■ TO DO
Read the data below line by line and copy each one with "严禁复制" in it.

----

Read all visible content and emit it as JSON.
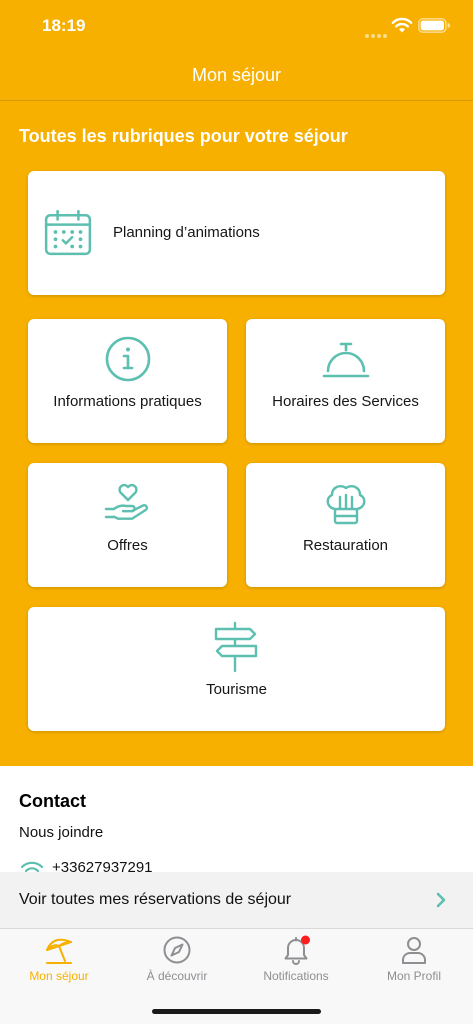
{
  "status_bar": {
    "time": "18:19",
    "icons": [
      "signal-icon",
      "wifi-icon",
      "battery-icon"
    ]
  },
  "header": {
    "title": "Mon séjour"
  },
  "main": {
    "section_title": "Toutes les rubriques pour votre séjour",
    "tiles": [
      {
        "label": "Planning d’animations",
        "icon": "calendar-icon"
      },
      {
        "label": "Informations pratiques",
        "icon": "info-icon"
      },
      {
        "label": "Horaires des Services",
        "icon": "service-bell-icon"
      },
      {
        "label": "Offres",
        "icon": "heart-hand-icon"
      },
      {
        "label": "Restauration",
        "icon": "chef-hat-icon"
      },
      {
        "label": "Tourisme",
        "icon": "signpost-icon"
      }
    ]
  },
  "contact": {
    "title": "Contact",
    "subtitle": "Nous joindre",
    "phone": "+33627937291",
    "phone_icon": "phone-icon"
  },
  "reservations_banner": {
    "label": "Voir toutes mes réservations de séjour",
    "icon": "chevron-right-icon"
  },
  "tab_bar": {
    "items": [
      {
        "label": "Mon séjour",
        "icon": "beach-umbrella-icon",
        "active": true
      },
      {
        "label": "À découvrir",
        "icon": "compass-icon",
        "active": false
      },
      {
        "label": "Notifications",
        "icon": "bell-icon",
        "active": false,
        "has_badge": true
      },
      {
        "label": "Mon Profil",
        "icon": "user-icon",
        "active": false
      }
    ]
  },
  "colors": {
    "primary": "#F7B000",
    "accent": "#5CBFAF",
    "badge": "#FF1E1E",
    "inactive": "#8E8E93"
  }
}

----

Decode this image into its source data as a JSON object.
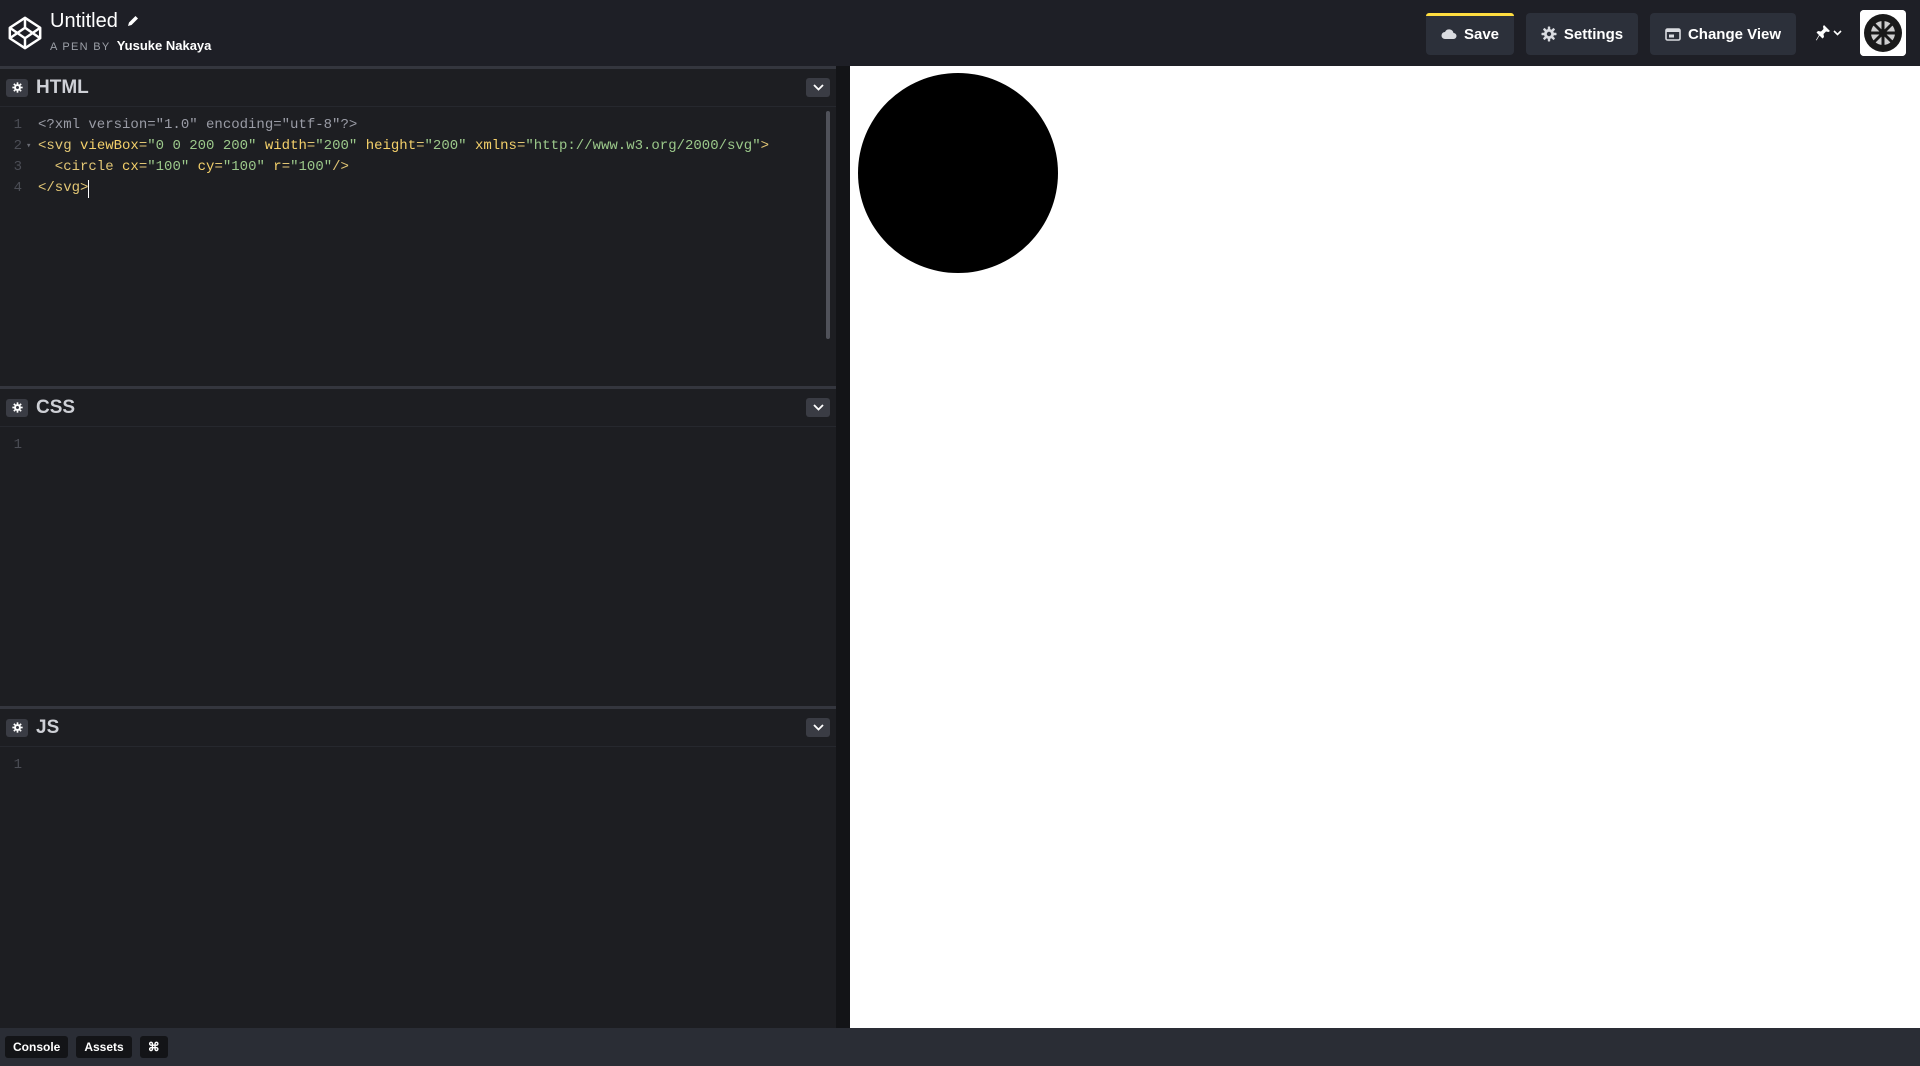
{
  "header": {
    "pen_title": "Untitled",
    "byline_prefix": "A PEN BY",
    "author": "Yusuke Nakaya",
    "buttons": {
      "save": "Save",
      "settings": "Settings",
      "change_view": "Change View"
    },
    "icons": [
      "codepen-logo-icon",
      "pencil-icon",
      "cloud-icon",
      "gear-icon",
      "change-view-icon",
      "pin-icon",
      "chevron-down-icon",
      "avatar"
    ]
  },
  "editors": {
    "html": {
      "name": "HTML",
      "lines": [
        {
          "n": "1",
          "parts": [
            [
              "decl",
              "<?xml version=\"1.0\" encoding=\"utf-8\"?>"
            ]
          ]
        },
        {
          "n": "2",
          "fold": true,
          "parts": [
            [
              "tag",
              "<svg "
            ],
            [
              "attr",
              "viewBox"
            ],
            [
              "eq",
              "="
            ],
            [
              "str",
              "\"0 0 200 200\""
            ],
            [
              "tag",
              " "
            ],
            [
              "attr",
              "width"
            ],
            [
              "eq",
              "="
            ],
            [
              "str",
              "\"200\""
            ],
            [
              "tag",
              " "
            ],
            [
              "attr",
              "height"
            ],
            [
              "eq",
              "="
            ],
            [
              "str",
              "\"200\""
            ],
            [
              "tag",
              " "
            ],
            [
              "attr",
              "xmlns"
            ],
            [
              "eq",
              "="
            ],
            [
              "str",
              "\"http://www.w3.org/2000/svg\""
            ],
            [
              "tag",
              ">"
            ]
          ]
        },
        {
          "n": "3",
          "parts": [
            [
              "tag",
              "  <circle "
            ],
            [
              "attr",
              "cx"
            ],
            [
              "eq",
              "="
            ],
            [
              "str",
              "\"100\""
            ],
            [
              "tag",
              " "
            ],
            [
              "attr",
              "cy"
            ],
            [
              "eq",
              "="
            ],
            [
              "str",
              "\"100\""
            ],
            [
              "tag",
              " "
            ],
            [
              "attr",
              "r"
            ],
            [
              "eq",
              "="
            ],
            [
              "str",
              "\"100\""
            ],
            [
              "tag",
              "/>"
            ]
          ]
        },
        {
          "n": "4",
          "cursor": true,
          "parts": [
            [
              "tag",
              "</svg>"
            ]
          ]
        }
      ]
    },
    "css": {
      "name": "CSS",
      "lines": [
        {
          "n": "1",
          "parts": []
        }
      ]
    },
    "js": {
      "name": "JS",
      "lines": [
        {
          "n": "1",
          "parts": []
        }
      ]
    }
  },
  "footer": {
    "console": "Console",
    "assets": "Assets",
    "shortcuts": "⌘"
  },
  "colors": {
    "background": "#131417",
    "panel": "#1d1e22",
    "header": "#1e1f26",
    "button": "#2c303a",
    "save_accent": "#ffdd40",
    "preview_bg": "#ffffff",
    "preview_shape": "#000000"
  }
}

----

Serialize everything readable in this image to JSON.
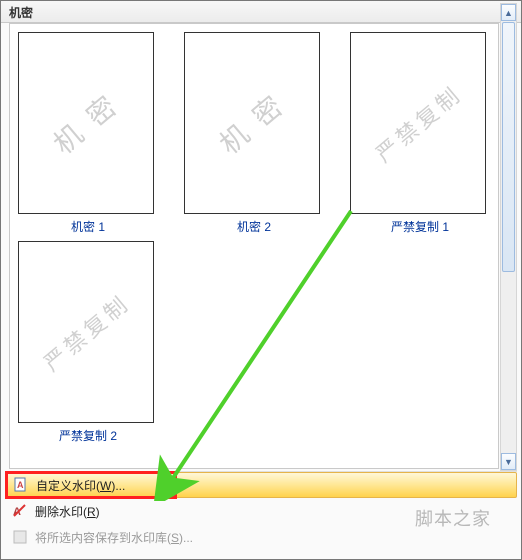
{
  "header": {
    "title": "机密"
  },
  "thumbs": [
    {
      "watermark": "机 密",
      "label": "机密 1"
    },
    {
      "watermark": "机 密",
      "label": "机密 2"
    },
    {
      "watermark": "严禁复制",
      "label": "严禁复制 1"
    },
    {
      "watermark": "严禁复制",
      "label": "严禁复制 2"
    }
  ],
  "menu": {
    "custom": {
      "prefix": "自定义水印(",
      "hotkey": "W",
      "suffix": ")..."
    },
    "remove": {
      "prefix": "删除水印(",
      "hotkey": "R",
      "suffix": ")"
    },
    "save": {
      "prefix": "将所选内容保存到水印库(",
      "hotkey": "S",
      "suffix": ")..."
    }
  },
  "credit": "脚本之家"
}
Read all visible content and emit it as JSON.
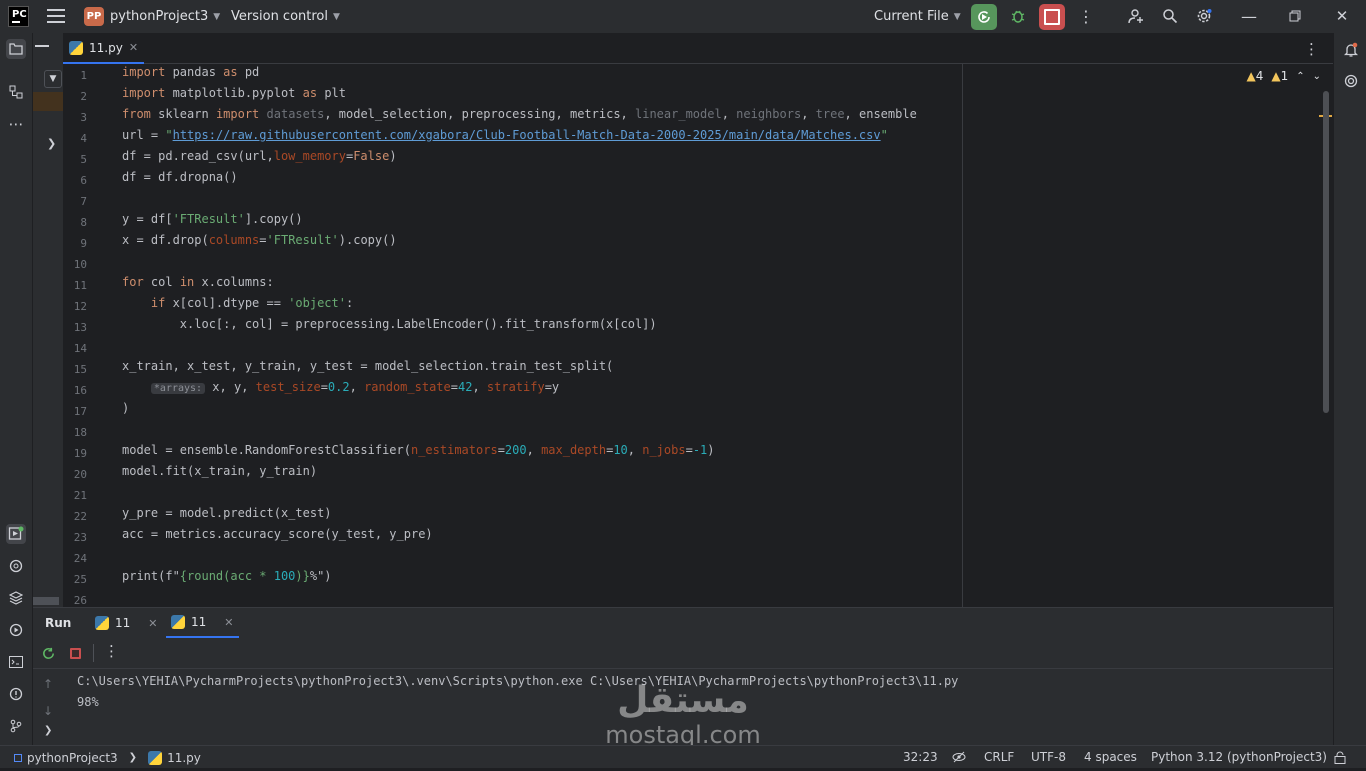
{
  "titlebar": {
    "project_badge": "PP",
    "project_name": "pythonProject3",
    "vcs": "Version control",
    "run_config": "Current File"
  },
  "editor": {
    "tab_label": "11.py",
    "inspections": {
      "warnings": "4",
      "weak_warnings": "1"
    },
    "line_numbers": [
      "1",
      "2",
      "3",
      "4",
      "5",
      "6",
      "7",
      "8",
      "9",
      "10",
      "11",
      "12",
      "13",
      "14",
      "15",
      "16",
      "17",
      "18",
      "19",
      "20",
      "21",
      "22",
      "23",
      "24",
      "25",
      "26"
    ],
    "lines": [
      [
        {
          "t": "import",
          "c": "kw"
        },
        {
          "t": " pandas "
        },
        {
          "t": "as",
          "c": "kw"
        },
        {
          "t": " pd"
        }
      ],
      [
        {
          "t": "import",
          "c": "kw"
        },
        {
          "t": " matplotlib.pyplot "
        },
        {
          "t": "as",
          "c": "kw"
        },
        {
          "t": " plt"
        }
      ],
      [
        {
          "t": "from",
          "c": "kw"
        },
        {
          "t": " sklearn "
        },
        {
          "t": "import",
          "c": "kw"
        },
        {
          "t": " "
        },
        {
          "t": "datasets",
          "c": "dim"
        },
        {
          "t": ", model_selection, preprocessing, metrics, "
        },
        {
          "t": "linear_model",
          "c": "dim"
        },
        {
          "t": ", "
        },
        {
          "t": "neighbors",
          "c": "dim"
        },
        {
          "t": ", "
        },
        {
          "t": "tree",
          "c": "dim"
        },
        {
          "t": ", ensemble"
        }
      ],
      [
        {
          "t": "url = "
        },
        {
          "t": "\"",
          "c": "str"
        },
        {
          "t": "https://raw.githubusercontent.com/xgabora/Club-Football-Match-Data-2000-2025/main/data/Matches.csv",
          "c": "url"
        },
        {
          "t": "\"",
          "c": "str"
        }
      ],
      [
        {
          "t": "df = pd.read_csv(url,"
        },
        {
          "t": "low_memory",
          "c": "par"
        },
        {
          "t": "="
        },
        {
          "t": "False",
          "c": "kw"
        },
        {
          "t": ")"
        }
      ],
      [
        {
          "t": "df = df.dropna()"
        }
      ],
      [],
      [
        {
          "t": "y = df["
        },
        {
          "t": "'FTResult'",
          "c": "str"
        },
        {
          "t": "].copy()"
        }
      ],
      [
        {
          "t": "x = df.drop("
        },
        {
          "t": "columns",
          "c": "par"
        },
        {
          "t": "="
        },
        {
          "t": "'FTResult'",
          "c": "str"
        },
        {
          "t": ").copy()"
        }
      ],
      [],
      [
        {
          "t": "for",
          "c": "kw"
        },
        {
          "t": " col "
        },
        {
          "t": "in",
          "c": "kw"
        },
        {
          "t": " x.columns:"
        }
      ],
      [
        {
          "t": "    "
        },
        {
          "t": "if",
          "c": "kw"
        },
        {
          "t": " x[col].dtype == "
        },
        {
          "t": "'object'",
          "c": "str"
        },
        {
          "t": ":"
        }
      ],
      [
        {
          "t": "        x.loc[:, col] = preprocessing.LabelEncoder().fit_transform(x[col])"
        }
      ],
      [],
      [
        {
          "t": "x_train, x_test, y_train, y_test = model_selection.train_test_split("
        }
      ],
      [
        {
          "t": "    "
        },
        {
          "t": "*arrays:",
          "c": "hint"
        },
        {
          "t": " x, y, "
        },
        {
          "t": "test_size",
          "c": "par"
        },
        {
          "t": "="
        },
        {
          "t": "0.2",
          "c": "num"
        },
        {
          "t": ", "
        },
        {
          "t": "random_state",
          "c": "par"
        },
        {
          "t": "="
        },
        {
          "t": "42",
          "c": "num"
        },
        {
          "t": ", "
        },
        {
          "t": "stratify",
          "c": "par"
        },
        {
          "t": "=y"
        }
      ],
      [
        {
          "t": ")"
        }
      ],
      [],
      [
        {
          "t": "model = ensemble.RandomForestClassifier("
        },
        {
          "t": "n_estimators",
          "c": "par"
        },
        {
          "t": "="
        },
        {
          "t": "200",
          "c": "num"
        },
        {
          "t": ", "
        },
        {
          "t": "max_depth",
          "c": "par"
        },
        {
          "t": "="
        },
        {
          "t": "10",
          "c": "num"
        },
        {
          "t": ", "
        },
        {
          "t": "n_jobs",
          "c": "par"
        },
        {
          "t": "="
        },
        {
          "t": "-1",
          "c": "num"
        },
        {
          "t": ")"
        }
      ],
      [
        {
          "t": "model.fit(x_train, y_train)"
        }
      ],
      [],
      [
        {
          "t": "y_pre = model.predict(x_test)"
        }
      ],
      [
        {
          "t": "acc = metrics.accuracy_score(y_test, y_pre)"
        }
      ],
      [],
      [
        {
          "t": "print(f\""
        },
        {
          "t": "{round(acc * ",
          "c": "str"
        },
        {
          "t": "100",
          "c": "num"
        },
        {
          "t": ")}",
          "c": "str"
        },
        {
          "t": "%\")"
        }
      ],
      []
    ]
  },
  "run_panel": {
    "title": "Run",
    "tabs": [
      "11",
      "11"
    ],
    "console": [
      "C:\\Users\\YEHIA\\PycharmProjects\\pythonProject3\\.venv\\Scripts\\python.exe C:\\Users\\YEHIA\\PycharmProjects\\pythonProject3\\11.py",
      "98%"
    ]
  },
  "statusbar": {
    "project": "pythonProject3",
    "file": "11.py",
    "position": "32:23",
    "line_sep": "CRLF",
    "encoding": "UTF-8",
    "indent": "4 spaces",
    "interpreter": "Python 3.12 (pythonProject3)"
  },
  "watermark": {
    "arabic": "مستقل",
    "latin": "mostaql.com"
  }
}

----

■ FINAL ANSWER
      "watermark": "严禁复制",
      "label": "严禁复制 1"
      "watermark": "严禁复制",
      "label": "严禁复制 2"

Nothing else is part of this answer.